Two series of work by Karen Savage evoke the female persona through the dainty accessories of women. Her black-and-white series silhouettes the white-threaded webs of lace gloves against a rich black background. The prints have the minimal structure of an x-ray and a feeling of scientific detachment. Her color series, however, emphasizes the role of accessories as a personal extension of their owners, and as such feel far more personal and even nostalgic. Stained, faded, frayed, or simply thin with use, old hand-embroidered handkerchiefs are displayed against a plain white background. Some bear particular women’s names and in assorted scripts and colored threads many spell out “Mother.” Loosely folded, the stitching at the borders shows through from under the layers of folded cloth, evidencing the delicacy of the aging fabric. While one can imagine the lace gloves transforming the women who wore them, as costuming for the performance of an identity, it is easy to see how the customized and well-worn handkerchiefs reflect the individual personalities of each owner.

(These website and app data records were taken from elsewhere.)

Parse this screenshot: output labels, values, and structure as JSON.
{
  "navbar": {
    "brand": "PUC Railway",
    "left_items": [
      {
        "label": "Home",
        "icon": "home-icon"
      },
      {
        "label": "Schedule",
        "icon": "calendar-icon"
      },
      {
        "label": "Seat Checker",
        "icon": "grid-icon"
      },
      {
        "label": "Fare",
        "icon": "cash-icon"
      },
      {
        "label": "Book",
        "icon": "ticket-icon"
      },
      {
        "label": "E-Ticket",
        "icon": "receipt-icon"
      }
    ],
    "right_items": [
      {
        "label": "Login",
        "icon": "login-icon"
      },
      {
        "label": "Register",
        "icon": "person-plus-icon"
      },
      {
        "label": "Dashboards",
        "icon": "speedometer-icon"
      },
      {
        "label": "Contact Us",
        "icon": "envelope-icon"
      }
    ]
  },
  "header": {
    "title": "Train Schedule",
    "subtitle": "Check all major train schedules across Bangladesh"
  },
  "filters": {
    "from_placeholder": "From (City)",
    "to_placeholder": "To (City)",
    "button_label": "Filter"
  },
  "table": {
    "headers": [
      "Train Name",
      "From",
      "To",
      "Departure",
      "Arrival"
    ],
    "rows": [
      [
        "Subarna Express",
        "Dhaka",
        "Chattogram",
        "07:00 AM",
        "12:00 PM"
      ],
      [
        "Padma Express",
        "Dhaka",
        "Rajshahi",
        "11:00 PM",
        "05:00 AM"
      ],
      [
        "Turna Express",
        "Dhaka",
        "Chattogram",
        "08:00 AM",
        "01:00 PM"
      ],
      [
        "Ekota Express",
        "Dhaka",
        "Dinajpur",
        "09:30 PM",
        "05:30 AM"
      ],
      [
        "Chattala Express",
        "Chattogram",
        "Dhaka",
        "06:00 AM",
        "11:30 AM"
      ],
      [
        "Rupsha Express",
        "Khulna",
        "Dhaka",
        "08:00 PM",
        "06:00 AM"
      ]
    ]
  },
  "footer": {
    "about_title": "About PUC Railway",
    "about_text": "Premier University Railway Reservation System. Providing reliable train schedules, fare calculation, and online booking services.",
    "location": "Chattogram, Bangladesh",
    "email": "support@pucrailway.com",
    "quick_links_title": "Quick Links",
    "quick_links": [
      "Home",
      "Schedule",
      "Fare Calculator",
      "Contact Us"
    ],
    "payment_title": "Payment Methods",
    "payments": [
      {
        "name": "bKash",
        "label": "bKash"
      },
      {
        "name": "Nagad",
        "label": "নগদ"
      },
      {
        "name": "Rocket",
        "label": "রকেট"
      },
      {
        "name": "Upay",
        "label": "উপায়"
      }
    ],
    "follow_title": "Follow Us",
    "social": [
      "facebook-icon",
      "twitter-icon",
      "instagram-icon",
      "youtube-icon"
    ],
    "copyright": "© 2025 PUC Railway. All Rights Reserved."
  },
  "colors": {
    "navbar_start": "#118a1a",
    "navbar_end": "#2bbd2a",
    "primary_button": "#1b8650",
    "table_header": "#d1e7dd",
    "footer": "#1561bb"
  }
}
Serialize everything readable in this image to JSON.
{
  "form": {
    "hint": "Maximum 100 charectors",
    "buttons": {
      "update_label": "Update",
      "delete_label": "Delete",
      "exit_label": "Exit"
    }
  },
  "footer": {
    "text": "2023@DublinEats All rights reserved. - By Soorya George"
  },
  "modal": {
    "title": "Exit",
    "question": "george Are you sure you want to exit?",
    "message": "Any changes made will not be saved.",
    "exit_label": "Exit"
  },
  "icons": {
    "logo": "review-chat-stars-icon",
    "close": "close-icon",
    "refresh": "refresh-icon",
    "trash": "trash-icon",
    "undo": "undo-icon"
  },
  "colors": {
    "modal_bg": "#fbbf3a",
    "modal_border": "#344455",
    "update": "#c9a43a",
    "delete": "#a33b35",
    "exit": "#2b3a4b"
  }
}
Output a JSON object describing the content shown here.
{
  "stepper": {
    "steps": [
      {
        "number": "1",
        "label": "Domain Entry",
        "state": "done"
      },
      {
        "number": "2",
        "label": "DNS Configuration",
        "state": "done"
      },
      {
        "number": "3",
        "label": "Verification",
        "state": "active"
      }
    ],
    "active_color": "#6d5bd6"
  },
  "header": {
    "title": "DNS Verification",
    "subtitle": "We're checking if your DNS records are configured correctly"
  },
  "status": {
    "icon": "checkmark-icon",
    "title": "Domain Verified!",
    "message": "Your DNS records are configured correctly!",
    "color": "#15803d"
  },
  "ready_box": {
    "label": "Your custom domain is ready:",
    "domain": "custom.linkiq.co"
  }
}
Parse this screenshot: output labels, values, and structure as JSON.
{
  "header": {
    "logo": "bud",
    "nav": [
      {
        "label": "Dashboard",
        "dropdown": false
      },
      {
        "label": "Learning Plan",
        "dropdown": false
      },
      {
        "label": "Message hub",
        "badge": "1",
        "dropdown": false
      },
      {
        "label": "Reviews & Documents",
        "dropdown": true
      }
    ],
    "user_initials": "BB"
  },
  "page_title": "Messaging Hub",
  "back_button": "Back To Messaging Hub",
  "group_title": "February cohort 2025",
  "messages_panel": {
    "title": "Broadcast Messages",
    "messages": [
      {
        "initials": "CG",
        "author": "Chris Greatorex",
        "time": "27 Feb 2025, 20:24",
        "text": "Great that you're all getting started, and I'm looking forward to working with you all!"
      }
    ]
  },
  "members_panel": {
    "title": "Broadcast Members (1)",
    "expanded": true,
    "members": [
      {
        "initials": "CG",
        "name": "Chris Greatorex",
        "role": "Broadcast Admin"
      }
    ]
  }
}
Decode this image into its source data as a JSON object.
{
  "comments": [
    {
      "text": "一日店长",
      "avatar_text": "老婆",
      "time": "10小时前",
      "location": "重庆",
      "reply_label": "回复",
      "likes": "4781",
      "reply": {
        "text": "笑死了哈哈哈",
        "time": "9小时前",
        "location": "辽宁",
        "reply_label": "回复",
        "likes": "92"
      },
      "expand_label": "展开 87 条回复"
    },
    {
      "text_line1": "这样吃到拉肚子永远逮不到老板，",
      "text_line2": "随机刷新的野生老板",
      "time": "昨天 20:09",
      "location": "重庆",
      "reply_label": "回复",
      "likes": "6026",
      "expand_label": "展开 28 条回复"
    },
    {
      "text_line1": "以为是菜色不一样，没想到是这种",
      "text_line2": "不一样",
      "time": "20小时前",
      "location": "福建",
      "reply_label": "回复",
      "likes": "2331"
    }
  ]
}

Savage earned her BFA and MFA (1970, 1972) from The School of the Art Institute of Chicago, where she currently teaches printmaking and photography. She has had solo exhibitions at Parc Naturel Regional du Pilat, Veranne, France; La Serre, Ecole Regionale des Beaux Arts de St. Etienne, France; the University of Arkansas, Fayetteville; and Printworks Gallery, Chicago. She is a two-time Illinois Arts Council grant recipient with work in the collections of Musée d’Art Moderne de Saint Etienne, France; The Art Institute of Chicago; The Visual Studies Workshop, Research Center, Rochester, New York; and The Cranbrook Museum of Art, Bloomfield Hills, Michigan.